Supplied records >>
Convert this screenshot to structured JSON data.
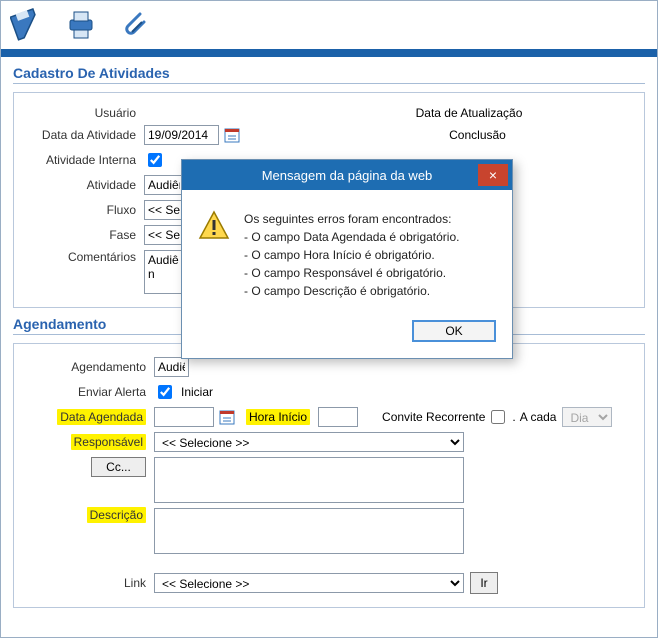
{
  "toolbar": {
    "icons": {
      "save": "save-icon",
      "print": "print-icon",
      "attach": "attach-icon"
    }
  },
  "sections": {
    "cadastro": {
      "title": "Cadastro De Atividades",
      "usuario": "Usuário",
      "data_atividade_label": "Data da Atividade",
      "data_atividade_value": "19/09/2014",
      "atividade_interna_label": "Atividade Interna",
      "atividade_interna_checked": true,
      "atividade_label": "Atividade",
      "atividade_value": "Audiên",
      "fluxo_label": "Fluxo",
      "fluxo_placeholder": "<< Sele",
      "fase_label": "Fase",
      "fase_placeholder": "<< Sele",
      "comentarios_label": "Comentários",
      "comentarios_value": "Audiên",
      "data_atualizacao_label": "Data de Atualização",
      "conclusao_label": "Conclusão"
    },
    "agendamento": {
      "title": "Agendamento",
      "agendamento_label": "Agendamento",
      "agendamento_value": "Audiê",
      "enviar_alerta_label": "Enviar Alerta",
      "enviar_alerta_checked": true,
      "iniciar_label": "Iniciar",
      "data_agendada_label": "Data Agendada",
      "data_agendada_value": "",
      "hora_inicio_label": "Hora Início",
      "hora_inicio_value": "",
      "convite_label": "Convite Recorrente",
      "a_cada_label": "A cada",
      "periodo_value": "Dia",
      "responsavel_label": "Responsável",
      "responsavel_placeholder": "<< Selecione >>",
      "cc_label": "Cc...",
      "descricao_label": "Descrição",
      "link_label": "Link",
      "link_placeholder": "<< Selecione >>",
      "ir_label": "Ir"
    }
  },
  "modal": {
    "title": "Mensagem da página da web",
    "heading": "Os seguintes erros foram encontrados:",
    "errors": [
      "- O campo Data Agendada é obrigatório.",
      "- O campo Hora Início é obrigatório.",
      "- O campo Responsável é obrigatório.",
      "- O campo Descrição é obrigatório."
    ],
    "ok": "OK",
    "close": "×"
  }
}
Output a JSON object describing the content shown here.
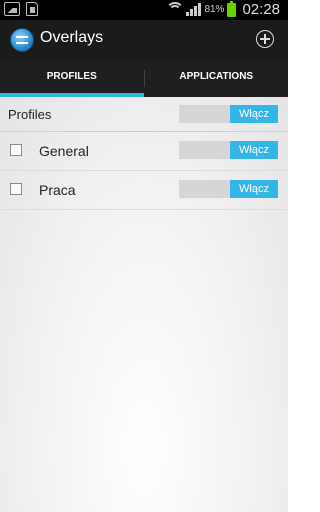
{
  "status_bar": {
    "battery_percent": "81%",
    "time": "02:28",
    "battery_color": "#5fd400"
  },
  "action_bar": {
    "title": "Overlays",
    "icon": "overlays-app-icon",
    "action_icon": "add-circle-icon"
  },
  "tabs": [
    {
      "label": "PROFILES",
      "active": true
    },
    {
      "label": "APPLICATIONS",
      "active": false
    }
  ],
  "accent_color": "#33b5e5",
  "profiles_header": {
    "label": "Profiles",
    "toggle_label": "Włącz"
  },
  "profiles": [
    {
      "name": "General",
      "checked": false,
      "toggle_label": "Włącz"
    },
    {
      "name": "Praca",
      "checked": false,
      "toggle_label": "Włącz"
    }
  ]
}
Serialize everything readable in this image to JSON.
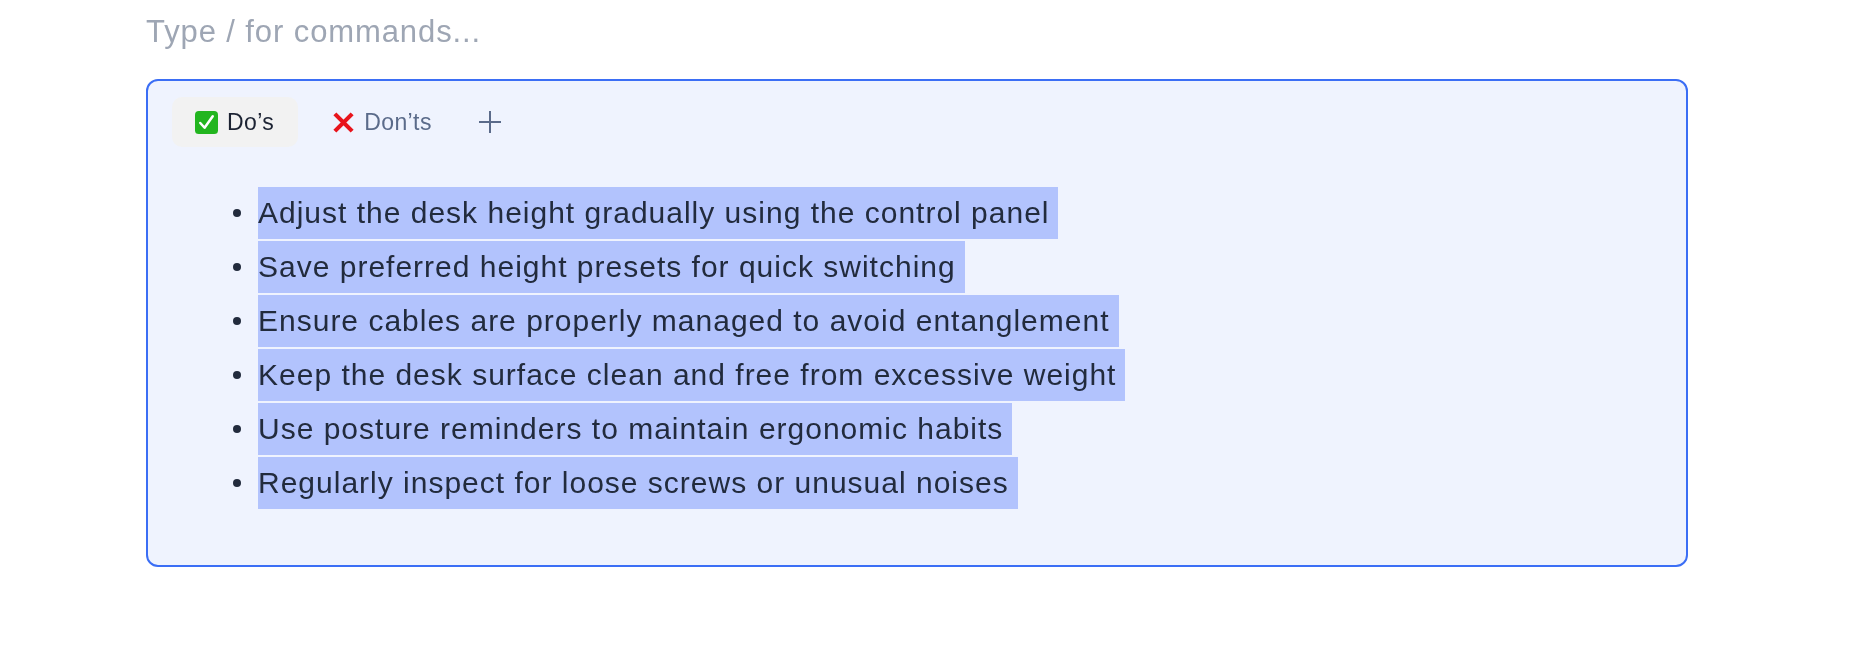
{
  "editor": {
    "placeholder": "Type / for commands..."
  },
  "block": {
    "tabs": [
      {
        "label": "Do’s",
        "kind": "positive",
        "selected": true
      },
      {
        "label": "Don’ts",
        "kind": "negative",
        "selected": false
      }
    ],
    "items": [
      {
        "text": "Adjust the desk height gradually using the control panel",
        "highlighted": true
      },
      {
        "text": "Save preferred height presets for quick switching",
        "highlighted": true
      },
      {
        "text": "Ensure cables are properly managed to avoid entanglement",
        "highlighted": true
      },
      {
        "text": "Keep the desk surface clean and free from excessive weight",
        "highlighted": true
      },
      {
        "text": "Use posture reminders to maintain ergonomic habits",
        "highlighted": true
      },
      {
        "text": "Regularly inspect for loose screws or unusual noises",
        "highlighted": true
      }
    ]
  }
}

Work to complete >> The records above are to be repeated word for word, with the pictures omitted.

Finished exercise >>
Convert this screenshot to structured JSON data.
{
  "toolbar": {
    "icons": {
      "save": "save-icon",
      "print": "print-icon",
      "attach": "attach-icon"
    }
  },
  "sections": {
    "cadastro": {
      "title": "Cadastro De Atividades",
      "usuario": "Usuário",
      "data_atividade_label": "Data da Atividade",
      "data_atividade_value": "19/09/2014",
      "atividade_interna_label": "Atividade Interna",
      "atividade_interna_checked": true,
      "atividade_label": "Atividade",
      "atividade_value": "Audiên",
      "fluxo_label": "Fluxo",
      "fluxo_placeholder": "<< Sele",
      "fase_label": "Fase",
      "fase_placeholder": "<< Sele",
      "comentarios_label": "Comentários",
      "comentarios_value": "Audiên",
      "data_atualizacao_label": "Data de Atualização",
      "conclusao_label": "Conclusão"
    },
    "agendamento": {
      "title": "Agendamento",
      "agendamento_label": "Agendamento",
      "agendamento_value": "Audiê",
      "enviar_alerta_label": "Enviar Alerta",
      "enviar_alerta_checked": true,
      "iniciar_label": "Iniciar",
      "data_agendada_label": "Data Agendada",
      "data_agendada_value": "",
      "hora_inicio_label": "Hora Início",
      "hora_inicio_value": "",
      "convite_label": "Convite Recorrente",
      "a_cada_label": "A cada",
      "periodo_value": "Dia",
      "responsavel_label": "Responsável",
      "responsavel_placeholder": "<< Selecione >>",
      "cc_label": "Cc...",
      "descricao_label": "Descrição",
      "link_label": "Link",
      "link_placeholder": "<< Selecione >>",
      "ir_label": "Ir"
    }
  },
  "modal": {
    "title": "Mensagem da página da web",
    "heading": "Os seguintes erros foram encontrados:",
    "errors": [
      "- O campo Data Agendada é obrigatório.",
      "- O campo Hora Início é obrigatório.",
      "- O campo Responsável é obrigatório.",
      "- O campo Descrição é obrigatório."
    ],
    "ok": "OK",
    "close": "×"
  }
}
Output a JSON object describing the content shown here.
{
  "status_bar": {
    "battery_percent": "81%",
    "time": "02:28",
    "battery_color": "#5fd400"
  },
  "action_bar": {
    "title": "Overlays",
    "icon": "overlays-app-icon",
    "action_icon": "add-circle-icon"
  },
  "tabs": [
    {
      "label": "PROFILES",
      "active": true
    },
    {
      "label": "APPLICATIONS",
      "active": false
    }
  ],
  "accent_color": "#33b5e5",
  "profiles_header": {
    "label": "Profiles",
    "toggle_label": "Włącz"
  },
  "profiles": [
    {
      "name": "General",
      "checked": false,
      "toggle_label": "Włącz"
    },
    {
      "name": "Praca",
      "checked": false,
      "toggle_label": "Włącz"
    }
  ]
}
Serialize everything readable in this image to JSON.
{
  "editor": {
    "placeholder": "Type / for commands..."
  },
  "block": {
    "tabs": [
      {
        "label": "Do’s",
        "kind": "positive",
        "selected": true
      },
      {
        "label": "Don’ts",
        "kind": "negative",
        "selected": false
      }
    ],
    "items": [
      {
        "text": "Adjust the desk height gradually using the control panel",
        "highlighted": true
      },
      {
        "text": "Save preferred height presets for quick switching",
        "highlighted": true
      },
      {
        "text": "Ensure cables are properly managed to avoid entanglement",
        "highlighted": true
      },
      {
        "text": "Keep the desk surface clean and free from excessive weight",
        "highlighted": true
      },
      {
        "text": "Use posture reminders to maintain ergonomic habits",
        "highlighted": true
      },
      {
        "text": "Regularly inspect for loose screws or unusual noises",
        "highlighted": true
      }
    ]
  }
}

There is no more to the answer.